▶ **Exercise aim**: Without including any images, reproduce each entry exactly.

### Data to process ###

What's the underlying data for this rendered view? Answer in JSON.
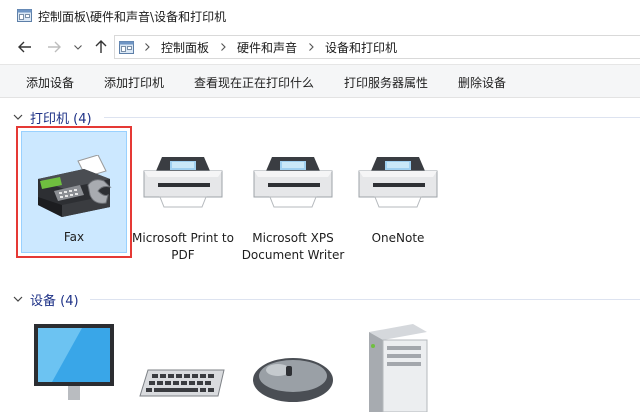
{
  "window": {
    "title": "控制面板\\硬件和声音\\设备和打印机"
  },
  "address": {
    "crumbs": [
      "控制面板",
      "硬件和声音",
      "设备和打印机"
    ]
  },
  "toolbar": {
    "items": [
      "添加设备",
      "添加打印机",
      "查看现在正在打印什么",
      "打印服务器属性",
      "删除设备"
    ]
  },
  "groups": {
    "printers": {
      "label": "打印机 (4)",
      "items": [
        {
          "name": "Fax",
          "icon": "fax-icon",
          "selected": true
        },
        {
          "name": "Microsoft Print to PDF",
          "icon": "printer-icon"
        },
        {
          "name": "Microsoft XPS Document Writer",
          "icon": "printer-icon"
        },
        {
          "name": "OneNote",
          "icon": "printer-icon"
        }
      ]
    },
    "devices": {
      "label": "设备 (4)",
      "items": [
        {
          "icon": "monitor-icon"
        },
        {
          "icon": "keyboard-icon"
        },
        {
          "icon": "mouse-icon"
        },
        {
          "icon": "computer-tower-icon"
        }
      ]
    }
  },
  "colors": {
    "selection_fill": "#cce8ff",
    "selection_border": "#99d1ff",
    "highlight_frame": "#e53935",
    "group_label": "#1e3287"
  }
}
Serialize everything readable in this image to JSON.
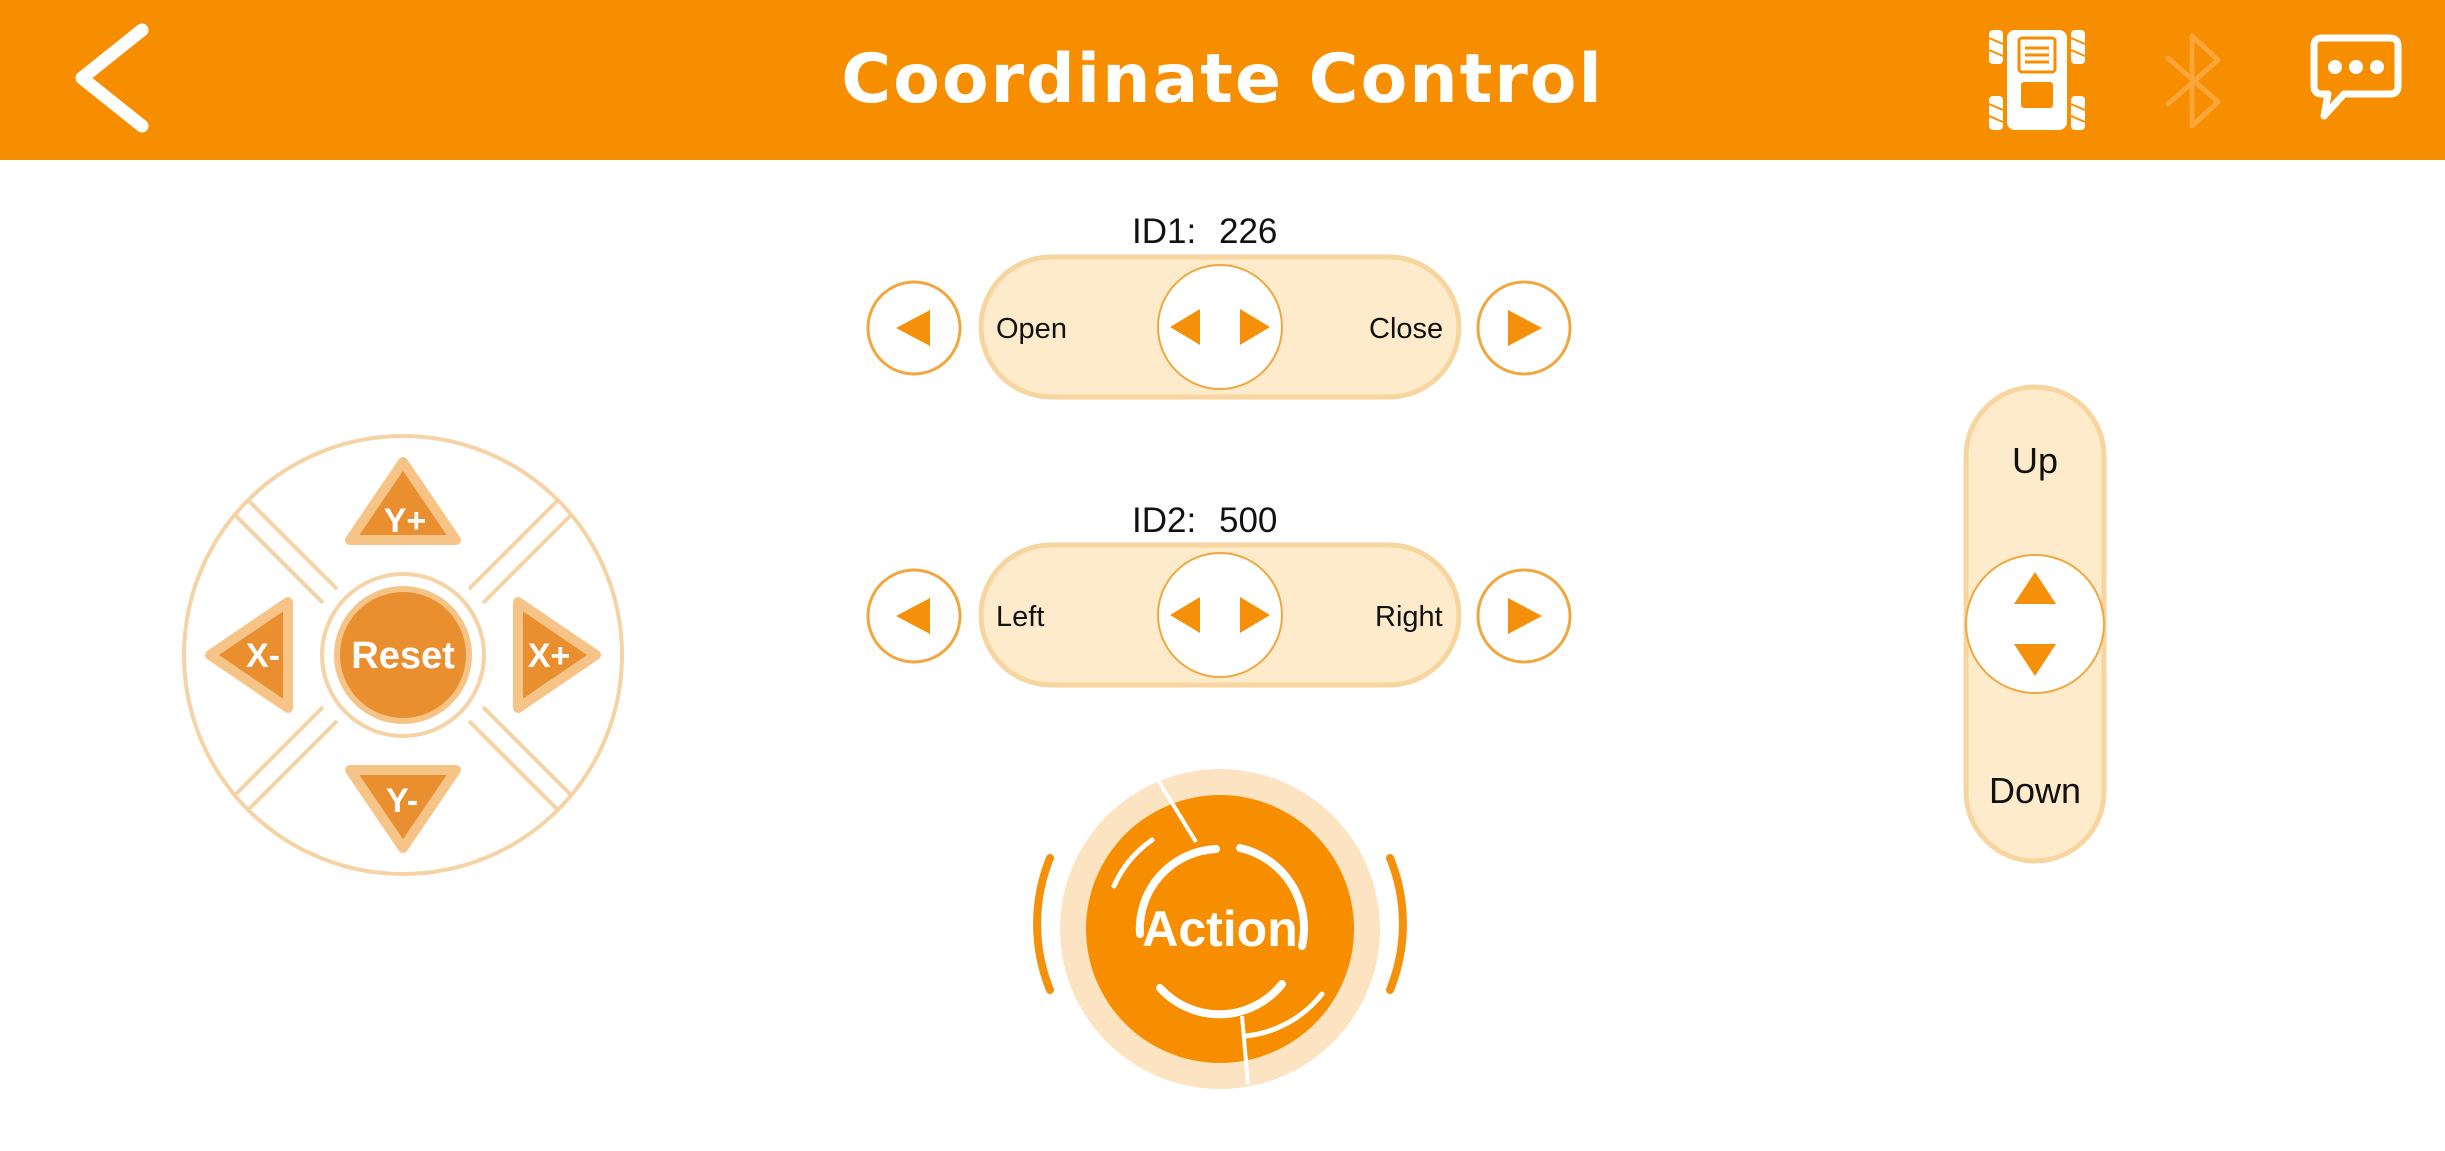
{
  "header": {
    "title": "Coordinate Control",
    "back_icon": "chevron-left-icon",
    "robot_icon": "robot-car-icon",
    "bluetooth_icon": "bluetooth-icon",
    "chat_icon": "chat-bubble-icon"
  },
  "dpad": {
    "up_label": "Y+",
    "down_label": "Y-",
    "left_label": "X-",
    "right_label": "X+",
    "center_label": "Reset"
  },
  "servo1": {
    "id_label": "ID1:",
    "value": "226",
    "left_label": "Open",
    "right_label": "Close"
  },
  "servo2": {
    "id_label": "ID2:",
    "value": "500",
    "left_label": "Left",
    "right_label": "Right"
  },
  "action": {
    "label": "Action"
  },
  "vertical": {
    "up_label": "Up",
    "down_label": "Down"
  },
  "colors": {
    "header": "#F78E00",
    "accent": "#F5900A",
    "dpad_fill": "#EA8F2F",
    "pale": "#FDEBCB",
    "border": "#F2C98E"
  }
}
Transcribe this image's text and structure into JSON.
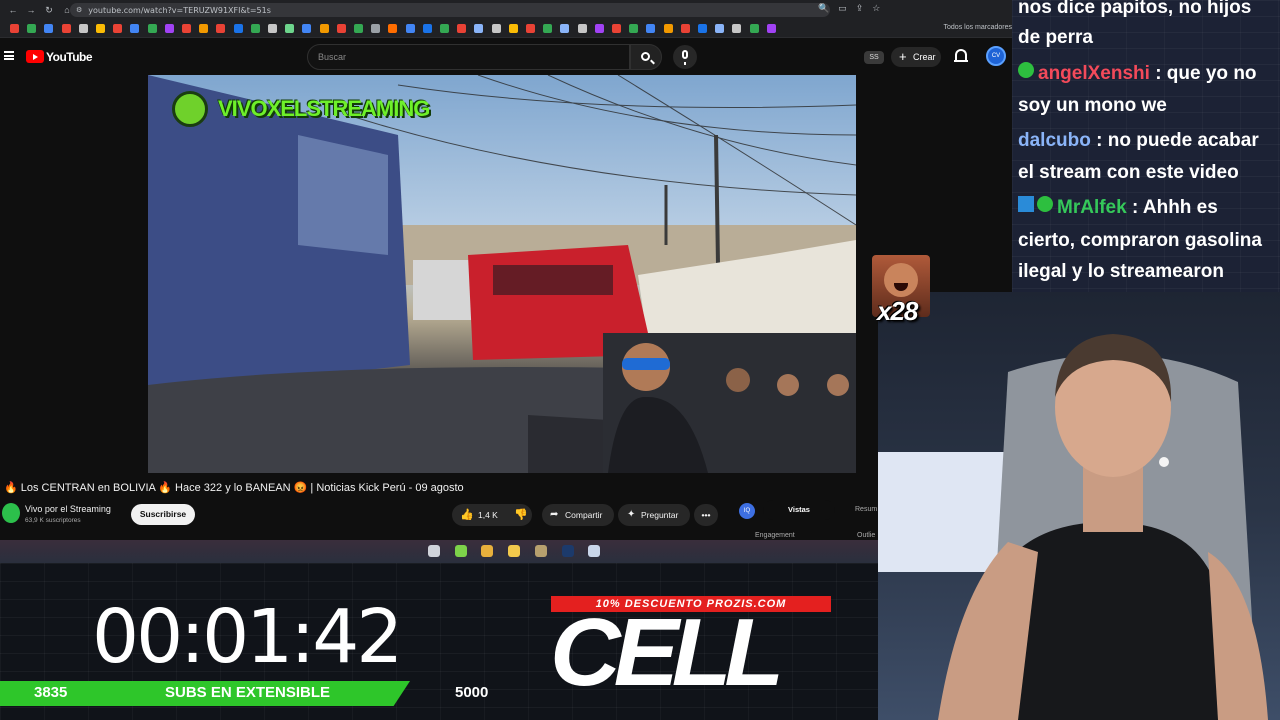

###

▶ **Exercise solution**:
What's the underlying data for this rendered view? Answer in JSON.
{
  "window": {
    "title": "控制面板\\硬件和声音\\设备和打印机"
  },
  "address": {
    "crumbs": [
      "控制面板",
      "硬件和声音",
      "设备和打印机"
    ]
  },
  "toolbar": {
    "items": [
      "添加设备",
      "添加打印机",
      "查看现在正在打印什么",
      "打印服务器属性",
      "删除设备"
    ]
  },
  "groups": {
    "printers": {
      "label": "打印机 (4)",
      "items": [
        {
          "name": "Fax",
          "icon": "fax-icon",
          "selected": true
        },
        {
          "name": "Microsoft Print to PDF",
          "icon": "printer-icon"
        },
        {
          "name": "Microsoft XPS Document Writer",
          "icon": "printer-icon"
        },
        {
          "name": "OneNote",
          "icon": "printer-icon"
        }
      ]
    },
    "devices": {
      "label": "设备 (4)",
      "items": [
        {
          "icon": "monitor-icon"
        },
        {
          "icon": "keyboard-icon"
        },
        {
          "icon": "mouse-icon"
        },
        {
          "icon": "computer-tower-icon"
        }
      ]
    }
  },
  "colors": {
    "selection_fill": "#cce8ff",
    "selection_border": "#99d1ff",
    "highlight_frame": "#e53935",
    "group_label": "#1e3287"
  }
}
Serialize everything readable in this image to JSON.
{
  "header": {
    "title": "Coordinate Control",
    "back_icon": "chevron-left-icon",
    "robot_icon": "robot-car-icon",
    "bluetooth_icon": "bluetooth-icon",
    "chat_icon": "chat-bubble-icon"
  },
  "dpad": {
    "up_label": "Y+",
    "down_label": "Y-",
    "left_label": "X-",
    "right_label": "X+",
    "center_label": "Reset"
  },
  "servo1": {
    "id_label": "ID1:",
    "value": "226",
    "left_label": "Open",
    "right_label": "Close"
  },
  "servo2": {
    "id_label": "ID2:",
    "value": "500",
    "left_label": "Left",
    "right_label": "Right"
  },
  "action": {
    "label": "Action"
  },
  "vertical": {
    "up_label": "Up",
    "down_label": "Down"
  },
  "colors": {
    "header": "#F78E00",
    "accent": "#F5900A",
    "dpad_fill": "#EA8F2F",
    "pale": "#FDEBCB",
    "border": "#F2C98E"
  }
}
Transcribe this image's text and structure into JSON.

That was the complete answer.